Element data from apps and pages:
━━━

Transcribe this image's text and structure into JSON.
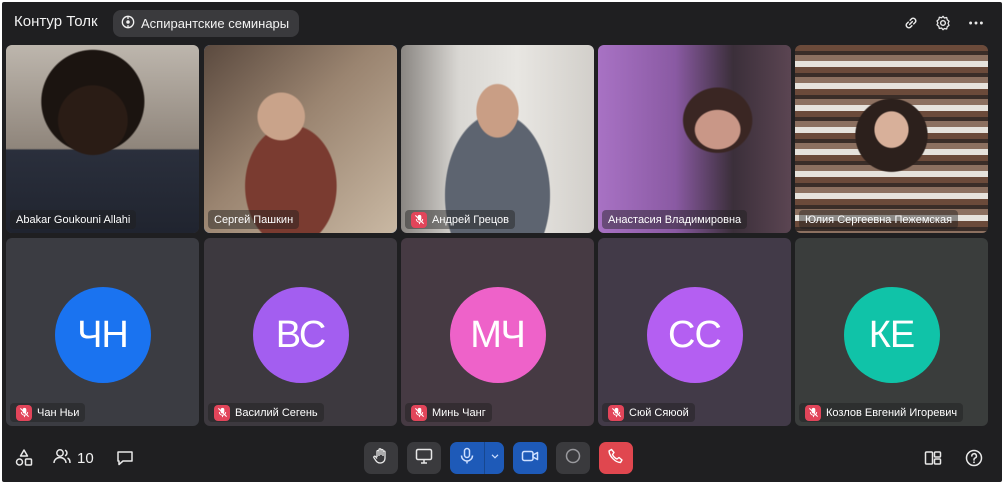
{
  "header": {
    "app_title": "Контур Толк",
    "meeting_name": "Аспирантские семинары",
    "icons": [
      "link-icon",
      "gear-icon",
      "more-icon"
    ]
  },
  "participants_video": [
    {
      "name": "Abakar Goukouni Allahi",
      "muted": false,
      "active": false,
      "tint": "#6f5a4c"
    },
    {
      "name": "Сергей Пашкин",
      "muted": false,
      "active": true,
      "tint": "#8a6f58"
    },
    {
      "name": "Андрей Грецов",
      "muted": true,
      "active": false,
      "tint": "#a9a6a0"
    },
    {
      "name": "Анастасия Владимировна",
      "muted": false,
      "active": false,
      "tint": "#7d5a86"
    },
    {
      "name": "Юлия Сергеевна Пежемская",
      "muted": false,
      "active": false,
      "tint": "#5b5148"
    }
  ],
  "participants_avatar": [
    {
      "initials": "ЧН",
      "name": "Чан Ньи",
      "muted": true,
      "color": "#1a73f0",
      "bg": "#3b3c42"
    },
    {
      "initials": "ВС",
      "name": "Василий Сегень",
      "muted": true,
      "color": "#a35ef0",
      "bg": "#3d393f"
    },
    {
      "initials": "МЧ",
      "name": "Минь Чанг",
      "muted": true,
      "color": "#ee62c9",
      "bg": "#463a43"
    },
    {
      "initials": "СС",
      "name": "Сюй Сяюой",
      "muted": true,
      "color": "#b45ff2",
      "bg": "#423a48"
    },
    {
      "initials": "КЕ",
      "name": "Козлов Евгений Игоревич",
      "muted": true,
      "color": "#10c3a8",
      "bg": "#3a3d3c"
    }
  ],
  "toolbar": {
    "participants_count": "10",
    "colors": {
      "mic": "#1e5ab8",
      "camera": "#1e5ab8",
      "leave": "#e0474f",
      "neutral": "#3a3a3d"
    }
  }
}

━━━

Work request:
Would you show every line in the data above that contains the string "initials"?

Reply to the exercise:
      "initials": "ЧН",
      "initials": "ВС",
      "initials": "МЧ",
      "initials": "СС",
      "initials": "КЕ",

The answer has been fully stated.